“You didn’t give her a lock of your hair, Ainsling?” Marlon asked, shock and amusement mingling. “Of all the crack brained—”
“I thought nothing of it. One doesn’t think—”
“No, of course not,” Jon said. “You did an awful lot of not thinking, Seraphim. But that is why you can’t walk into the palace. If you do, they will know you, no matter how you disguise your magical power or your physical body. They have a lock of your hair, Seraphim. They have a part of you and can trace your magic. They’ve already used it to send you on a tour of the worlds, I suspect, and try to get you killed. And I think the only reason we’re safe here is that Marlon has made this proof against all but his own odd brand of magic.”
“Of course,” Marlon said, drily, but yet managing to convey the impression of having arrived at a momentous conclusion. “That is it precisely. My brand of magic.
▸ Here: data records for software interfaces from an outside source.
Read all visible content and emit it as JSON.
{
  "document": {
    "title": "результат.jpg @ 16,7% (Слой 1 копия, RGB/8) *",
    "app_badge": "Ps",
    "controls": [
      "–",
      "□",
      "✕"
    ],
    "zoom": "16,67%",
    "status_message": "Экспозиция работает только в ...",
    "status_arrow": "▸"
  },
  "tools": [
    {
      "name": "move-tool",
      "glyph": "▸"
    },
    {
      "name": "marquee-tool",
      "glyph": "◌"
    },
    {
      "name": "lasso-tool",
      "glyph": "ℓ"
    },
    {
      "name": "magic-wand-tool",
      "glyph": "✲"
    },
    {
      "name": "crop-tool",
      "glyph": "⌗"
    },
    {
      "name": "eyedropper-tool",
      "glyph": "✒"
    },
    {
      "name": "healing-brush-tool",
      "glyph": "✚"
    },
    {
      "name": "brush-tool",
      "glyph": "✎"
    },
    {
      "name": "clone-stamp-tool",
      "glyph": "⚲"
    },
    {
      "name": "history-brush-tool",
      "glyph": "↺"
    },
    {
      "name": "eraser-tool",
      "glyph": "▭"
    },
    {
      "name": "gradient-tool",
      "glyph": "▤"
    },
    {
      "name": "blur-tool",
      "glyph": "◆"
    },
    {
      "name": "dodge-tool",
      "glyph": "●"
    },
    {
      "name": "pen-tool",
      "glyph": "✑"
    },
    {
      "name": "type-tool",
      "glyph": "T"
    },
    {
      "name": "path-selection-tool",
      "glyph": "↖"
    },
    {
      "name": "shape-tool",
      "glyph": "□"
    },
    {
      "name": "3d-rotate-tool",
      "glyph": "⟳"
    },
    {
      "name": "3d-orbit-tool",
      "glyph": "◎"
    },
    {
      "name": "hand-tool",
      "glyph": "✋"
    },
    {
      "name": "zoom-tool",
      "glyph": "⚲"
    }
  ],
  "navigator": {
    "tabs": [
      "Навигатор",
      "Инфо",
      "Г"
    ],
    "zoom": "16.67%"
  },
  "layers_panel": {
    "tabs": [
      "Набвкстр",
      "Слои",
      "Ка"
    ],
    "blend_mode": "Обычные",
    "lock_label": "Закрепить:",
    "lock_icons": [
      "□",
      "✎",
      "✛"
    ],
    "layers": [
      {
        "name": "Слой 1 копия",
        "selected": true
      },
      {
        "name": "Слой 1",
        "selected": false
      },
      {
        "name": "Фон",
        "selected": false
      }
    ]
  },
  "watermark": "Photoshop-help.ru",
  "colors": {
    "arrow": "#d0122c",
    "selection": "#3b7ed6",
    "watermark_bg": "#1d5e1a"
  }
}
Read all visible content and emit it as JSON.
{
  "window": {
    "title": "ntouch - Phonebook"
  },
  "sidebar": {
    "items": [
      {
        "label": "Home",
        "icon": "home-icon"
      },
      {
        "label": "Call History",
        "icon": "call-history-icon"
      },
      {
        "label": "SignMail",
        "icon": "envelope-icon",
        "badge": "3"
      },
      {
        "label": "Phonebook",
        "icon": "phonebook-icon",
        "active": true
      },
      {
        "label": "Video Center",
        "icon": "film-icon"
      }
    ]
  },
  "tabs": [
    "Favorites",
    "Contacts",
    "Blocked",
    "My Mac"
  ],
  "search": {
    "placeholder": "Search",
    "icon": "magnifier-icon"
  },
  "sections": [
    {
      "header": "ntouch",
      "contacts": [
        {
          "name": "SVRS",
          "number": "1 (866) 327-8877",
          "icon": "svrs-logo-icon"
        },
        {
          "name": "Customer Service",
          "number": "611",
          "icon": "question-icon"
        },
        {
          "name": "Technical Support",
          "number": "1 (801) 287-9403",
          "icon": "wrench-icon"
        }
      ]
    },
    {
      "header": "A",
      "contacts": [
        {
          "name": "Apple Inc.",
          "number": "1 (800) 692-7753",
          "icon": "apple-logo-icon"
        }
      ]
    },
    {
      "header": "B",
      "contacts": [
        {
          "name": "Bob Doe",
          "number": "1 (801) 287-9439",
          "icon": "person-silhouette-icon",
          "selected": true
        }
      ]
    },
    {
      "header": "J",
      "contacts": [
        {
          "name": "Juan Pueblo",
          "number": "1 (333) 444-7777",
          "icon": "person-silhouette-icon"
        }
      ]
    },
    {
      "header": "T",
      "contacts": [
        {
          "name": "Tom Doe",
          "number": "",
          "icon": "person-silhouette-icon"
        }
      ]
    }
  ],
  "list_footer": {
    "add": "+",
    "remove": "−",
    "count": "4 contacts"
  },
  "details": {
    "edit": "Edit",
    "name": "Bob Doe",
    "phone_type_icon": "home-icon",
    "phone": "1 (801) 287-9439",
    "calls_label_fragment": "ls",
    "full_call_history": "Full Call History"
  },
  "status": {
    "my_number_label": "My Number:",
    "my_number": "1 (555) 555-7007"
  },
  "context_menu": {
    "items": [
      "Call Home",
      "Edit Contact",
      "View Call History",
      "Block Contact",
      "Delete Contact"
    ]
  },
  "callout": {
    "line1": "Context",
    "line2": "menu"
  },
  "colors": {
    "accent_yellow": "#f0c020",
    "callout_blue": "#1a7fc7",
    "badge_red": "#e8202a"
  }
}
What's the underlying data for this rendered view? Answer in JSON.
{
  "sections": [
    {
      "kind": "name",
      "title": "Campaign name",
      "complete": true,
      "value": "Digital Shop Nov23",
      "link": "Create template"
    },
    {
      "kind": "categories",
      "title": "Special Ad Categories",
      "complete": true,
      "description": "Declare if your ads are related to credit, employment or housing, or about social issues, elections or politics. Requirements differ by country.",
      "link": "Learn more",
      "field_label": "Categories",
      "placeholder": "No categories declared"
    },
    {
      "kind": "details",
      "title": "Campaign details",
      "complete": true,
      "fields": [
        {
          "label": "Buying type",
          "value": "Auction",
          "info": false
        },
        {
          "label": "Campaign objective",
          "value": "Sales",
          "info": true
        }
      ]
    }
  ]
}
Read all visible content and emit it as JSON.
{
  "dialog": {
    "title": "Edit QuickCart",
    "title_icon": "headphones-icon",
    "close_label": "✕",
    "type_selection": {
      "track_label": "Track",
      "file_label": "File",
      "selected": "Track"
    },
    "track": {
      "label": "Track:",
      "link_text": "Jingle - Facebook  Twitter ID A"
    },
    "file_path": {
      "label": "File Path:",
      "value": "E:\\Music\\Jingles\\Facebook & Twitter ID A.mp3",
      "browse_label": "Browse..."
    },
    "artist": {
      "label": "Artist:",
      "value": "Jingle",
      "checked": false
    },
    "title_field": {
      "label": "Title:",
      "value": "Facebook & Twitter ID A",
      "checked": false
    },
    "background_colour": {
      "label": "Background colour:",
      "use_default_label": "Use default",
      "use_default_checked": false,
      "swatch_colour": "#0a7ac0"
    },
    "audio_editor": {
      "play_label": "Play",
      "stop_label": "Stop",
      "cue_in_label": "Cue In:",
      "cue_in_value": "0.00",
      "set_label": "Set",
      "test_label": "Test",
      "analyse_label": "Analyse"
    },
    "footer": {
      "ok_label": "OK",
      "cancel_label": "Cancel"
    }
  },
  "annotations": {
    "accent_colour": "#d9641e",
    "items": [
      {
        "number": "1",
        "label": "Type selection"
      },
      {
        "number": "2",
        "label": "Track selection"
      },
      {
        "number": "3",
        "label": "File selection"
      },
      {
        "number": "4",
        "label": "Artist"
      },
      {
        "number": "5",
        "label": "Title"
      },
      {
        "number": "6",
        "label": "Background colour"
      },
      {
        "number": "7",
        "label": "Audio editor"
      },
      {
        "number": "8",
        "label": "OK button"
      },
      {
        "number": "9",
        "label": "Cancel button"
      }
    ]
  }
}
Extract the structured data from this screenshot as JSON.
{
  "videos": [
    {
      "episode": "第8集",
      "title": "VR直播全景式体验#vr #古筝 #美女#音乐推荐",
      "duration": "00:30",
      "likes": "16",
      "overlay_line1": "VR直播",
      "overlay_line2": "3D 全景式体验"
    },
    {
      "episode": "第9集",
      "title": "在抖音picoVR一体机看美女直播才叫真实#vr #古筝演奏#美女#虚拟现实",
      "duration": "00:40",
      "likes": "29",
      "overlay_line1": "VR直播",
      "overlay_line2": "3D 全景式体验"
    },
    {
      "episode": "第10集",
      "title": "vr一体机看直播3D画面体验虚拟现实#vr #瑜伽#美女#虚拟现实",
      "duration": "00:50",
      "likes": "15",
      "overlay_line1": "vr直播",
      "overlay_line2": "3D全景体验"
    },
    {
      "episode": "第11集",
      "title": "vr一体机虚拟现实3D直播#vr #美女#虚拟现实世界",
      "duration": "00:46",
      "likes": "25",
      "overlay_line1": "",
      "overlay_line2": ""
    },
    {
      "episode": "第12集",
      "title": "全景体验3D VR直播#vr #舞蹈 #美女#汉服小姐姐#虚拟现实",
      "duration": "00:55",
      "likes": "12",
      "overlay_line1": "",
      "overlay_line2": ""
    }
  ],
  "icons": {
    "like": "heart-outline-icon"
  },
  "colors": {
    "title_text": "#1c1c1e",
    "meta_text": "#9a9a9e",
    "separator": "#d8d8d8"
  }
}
Neither human nor elven, nor dragon, but with hints of all of it. It is what has allowed me to survive in hiding this long.” He looked up at Seraphim and grinned. “And it will now allow me to use it to disguise you. Because most of it doesn’t come from Earth, they cannot trace it. Because I’ve long ago cut off the sovereign of fairyland, he can’t trace it. We shall disguise you, milord duke, and you shall go, while we go about our several missions. And at the end of this you’ll be a duke again in fact, and everything restored to its proper place.” Something to his wry smile said there were things that could not be restored. So. My magical power it shall be.”